Bruch’s Serenade in A minor for violin and orchestra was written in 1900, and demonstrates the composer’s command of writing for the solo violin, in which he had once had the help of his friend and colleague Joseph Joachim. It's a deeply romantic work over which the spirits of Schumann and Mendelssohn often seem to loom.
Written when Beethoven was only 25, his first symphony is, it's fair to say, a little bit backwards-facing. The influence of Haydn and Mozart are very plain in the melodies (especially in one that he took directly from Haydn), but there are a few hints of the greatness to come, the greatness that was Beethoven's alone. The opening is pretty bizarre, starting in a different key from the key of the symphony as a whole. Just another example of Beethoven breaking the mould - and an example of the earth-shattering music he wrote just a few years later.
Gioachino Rossini: La Cenerentola – Overture
Carlo Rizzi conducts the Orchestra of the Royal Opera House, Covent Garden
Patrick Hawes: Quanta Qualia
Soprano: Hayley Westenra
Patrick Hawes conducts the Royal Philharmonic Orchestra
Wolfgang Amadeus Mozart: Symphony No.25 in G minor
Nikolaus Harnoncourt conducts Concentus Musicus, Vienna
Max Bruch: Serenade for Violin and Orchestra
Violin: Salvatore Accardo
Kurt Masur conducts the Leipzig Gewandhaus Orchestra

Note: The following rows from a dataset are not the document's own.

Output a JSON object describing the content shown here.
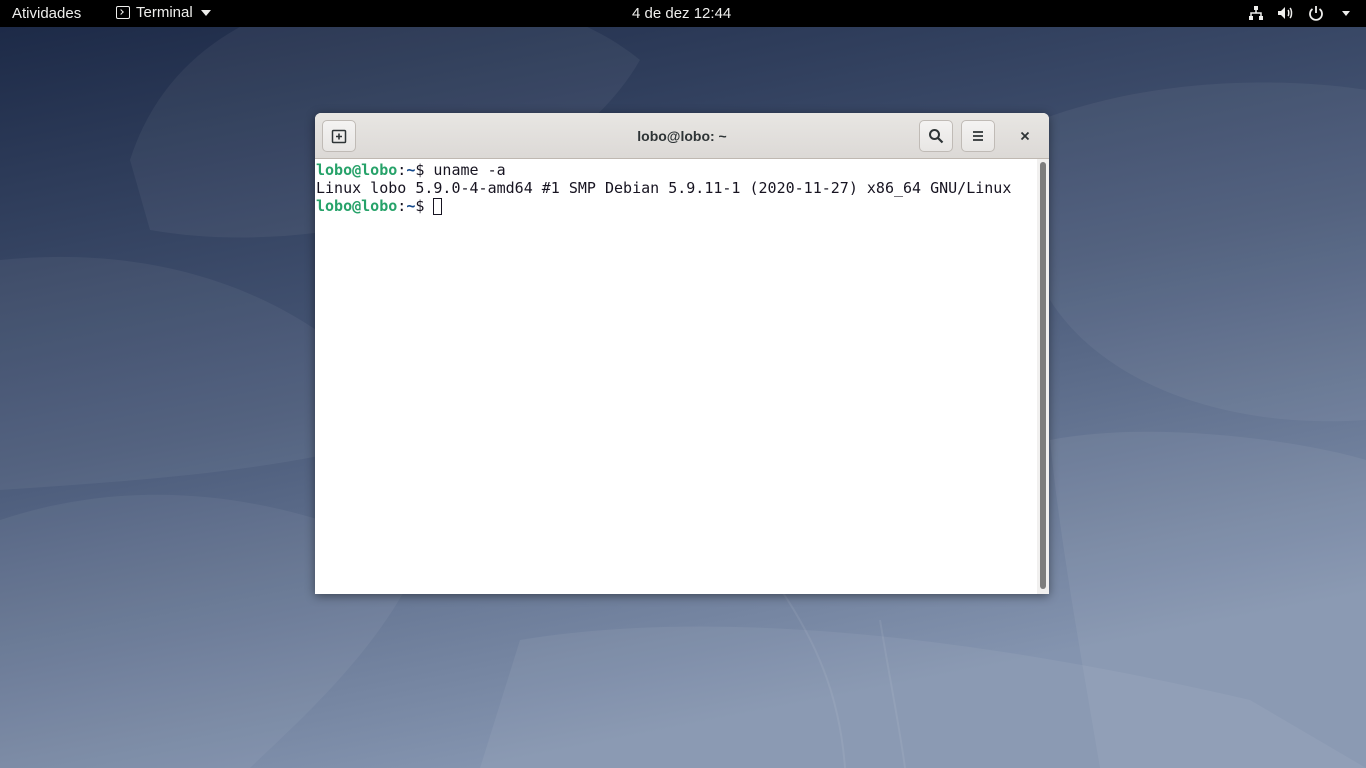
{
  "topbar": {
    "activities_label": "Atividades",
    "app_menu_label": "Terminal",
    "clock": "4 de dez  12:44",
    "icons": [
      "network-icon",
      "volume-icon",
      "power-icon",
      "chevron-down-icon"
    ]
  },
  "window": {
    "title": "lobo@lobo: ~",
    "buttons": [
      "new-tab-icon",
      "search-icon",
      "hamburger-menu-icon",
      "close-icon"
    ]
  },
  "terminal": {
    "lines": [
      {
        "user": "lobo@lobo",
        "sep": ":",
        "path": "~",
        "symbol": "$",
        "command": " uname -a"
      },
      {
        "output": "Linux lobo 5.9.0-4-amd64 #1 SMP Debian 5.9.11-1 (2020-11-27) x86_64 GNU/Linux"
      },
      {
        "user": "lobo@lobo",
        "sep": ":",
        "path": "~",
        "symbol": "$",
        "command": " "
      }
    ]
  },
  "colors": {
    "prompt_user": "#26a269",
    "prompt_path": "#12488b",
    "topbar_bg": "#000000",
    "wallpaper_dark": "#1b2a45",
    "wallpaper_light": "#7e8ca8"
  }
}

Ludwig van Beethoven: Symphony No.1 in C major
Simon Rattle conducts the Vienna Philharmonic Orchestra